Terry McGovern (65-6-7) was a genuine life-taker as a puncher and was avoided by many fighters between bantamweight and lightweight during his era. McGovern was a swarmer with a stocky build and threw every punch trying to end the fight. McGovern held his hands high and used a lot of head and upper-body movement, making it hard for his opponents to catch him clean. He was a short armed puncher and known for his non-stop aggression. McGovern won thebantamweight title at the age of 19. McGovern would later capture the featherweight title from George Dixon, who held it for almost 10 years, making 23 successful title defenses. Prior to fighting McGovern, Dixon was never off his feet, however McGovern dropped him twice en-route to giving the older fighter a one-sided beating.

Orlando Canizales (50-5-1)  was another modern fighter who fought all comers in his division. Canizales was an exceptional boxer puncher with more than adequate power in both hands. He is worthy of  consideration on a list of great bantamweights, but not before a fighter like McGovern. To include Canizales and not McGovern shows a gap in knowledge or that the voting is based on popularity.

Flyweight: Vic Darchinyan is on, but Fidel LaBarba isn't?

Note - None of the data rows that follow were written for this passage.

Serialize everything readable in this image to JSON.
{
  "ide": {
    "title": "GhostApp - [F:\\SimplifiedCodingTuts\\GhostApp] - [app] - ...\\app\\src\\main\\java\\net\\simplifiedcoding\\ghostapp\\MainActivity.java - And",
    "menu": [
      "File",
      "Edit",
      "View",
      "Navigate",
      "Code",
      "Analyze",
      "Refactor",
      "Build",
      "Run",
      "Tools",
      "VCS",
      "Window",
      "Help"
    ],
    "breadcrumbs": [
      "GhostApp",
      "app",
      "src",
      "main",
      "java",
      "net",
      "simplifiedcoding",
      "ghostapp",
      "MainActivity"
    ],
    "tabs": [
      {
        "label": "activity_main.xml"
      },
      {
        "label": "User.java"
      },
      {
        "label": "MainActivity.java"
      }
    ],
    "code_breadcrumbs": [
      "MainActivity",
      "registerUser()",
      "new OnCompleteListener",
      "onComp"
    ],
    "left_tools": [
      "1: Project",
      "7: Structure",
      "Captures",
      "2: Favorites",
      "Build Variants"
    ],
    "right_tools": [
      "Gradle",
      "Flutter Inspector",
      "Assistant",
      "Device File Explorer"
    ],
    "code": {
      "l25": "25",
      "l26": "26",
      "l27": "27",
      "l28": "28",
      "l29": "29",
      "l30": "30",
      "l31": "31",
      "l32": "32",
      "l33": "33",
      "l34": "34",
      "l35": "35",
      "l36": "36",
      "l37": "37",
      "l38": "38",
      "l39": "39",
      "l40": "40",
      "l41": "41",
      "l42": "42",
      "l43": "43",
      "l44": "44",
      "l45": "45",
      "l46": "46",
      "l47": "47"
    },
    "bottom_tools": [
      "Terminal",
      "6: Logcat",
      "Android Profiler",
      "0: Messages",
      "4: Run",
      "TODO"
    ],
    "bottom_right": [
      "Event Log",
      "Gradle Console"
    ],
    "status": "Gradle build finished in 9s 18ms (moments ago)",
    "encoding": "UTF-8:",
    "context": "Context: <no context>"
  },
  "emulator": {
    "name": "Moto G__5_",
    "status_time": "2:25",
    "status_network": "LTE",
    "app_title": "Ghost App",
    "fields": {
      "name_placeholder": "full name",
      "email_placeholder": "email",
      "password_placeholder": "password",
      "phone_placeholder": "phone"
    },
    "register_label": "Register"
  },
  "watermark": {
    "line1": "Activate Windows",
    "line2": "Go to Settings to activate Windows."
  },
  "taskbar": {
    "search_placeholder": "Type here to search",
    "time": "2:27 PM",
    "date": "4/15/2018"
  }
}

Since Pancho Villa has been covered, I'll go to another glaring omission; Fidel LaBarba (70-15-6) is a fighter who should've made the cut among the top-10. At least above Vic Darchinyan. Although LaBarba wasn't a puncher, he was an aggressive boxer and his level of opposition like most fighters of the early 20th Century is unquestioned. He also ended Frankie Genaro's five year title reign; Genaro had ended Villa's reign as flyweight champ. The ballot would've been stronger with the inclusion of Villa and LaBarba.

Vic Darchinyan (32-1-1)  is an incredibly strong guy. Darchyinyan is a southpaw. He's very patient and methodical because, until Nonito Donaire knocked him out, he didn't believe anyone could hurt him. He holds his hands by his sides and just wings punches from any angle.He's very heavy handed, but not an unusually hard puncher. He's more concussive than sharp, but his punches add up. Darchinyan never gets
tired, and the pressure never stops. He's got no subtlety whatsoever. But he's definitely a dangerous guy. Since being knocked out (althoughhe'd never admit it), he's begun boxing more–holding his hands higher, blocking punches, and moving his head. His defense is still his offense, but (unlike most all aggressive fighters who get brutally knocked out) he's actually better and more dangerous now. Darchinyan is a good fighter in his own way, but to call him a “great” is an incredible over-reach.

Regarding the Greatest Fighter Ever Contest, my biggest issue and fault with it was a lot of the names that belonged among the 12/10 finalists were missing, and there were some names that made up the list that in my opinion no way belong. The debate as to who is “the” greatest in each division isn't etched in stone, however I think to narrow it down, you must have the correct names in the mix. I think the greatest fighter ever ballot should've been declared a popularity contest moreso than the greatest fighter ever.

As far as the greatest fighter ever in boxing history? That distinction can only go to one man, Sugar Ray Robinson aka Walker Smith Jr.  In my opinion the debate begins with, Who is number two?

Frank Lotierzo can be contacted at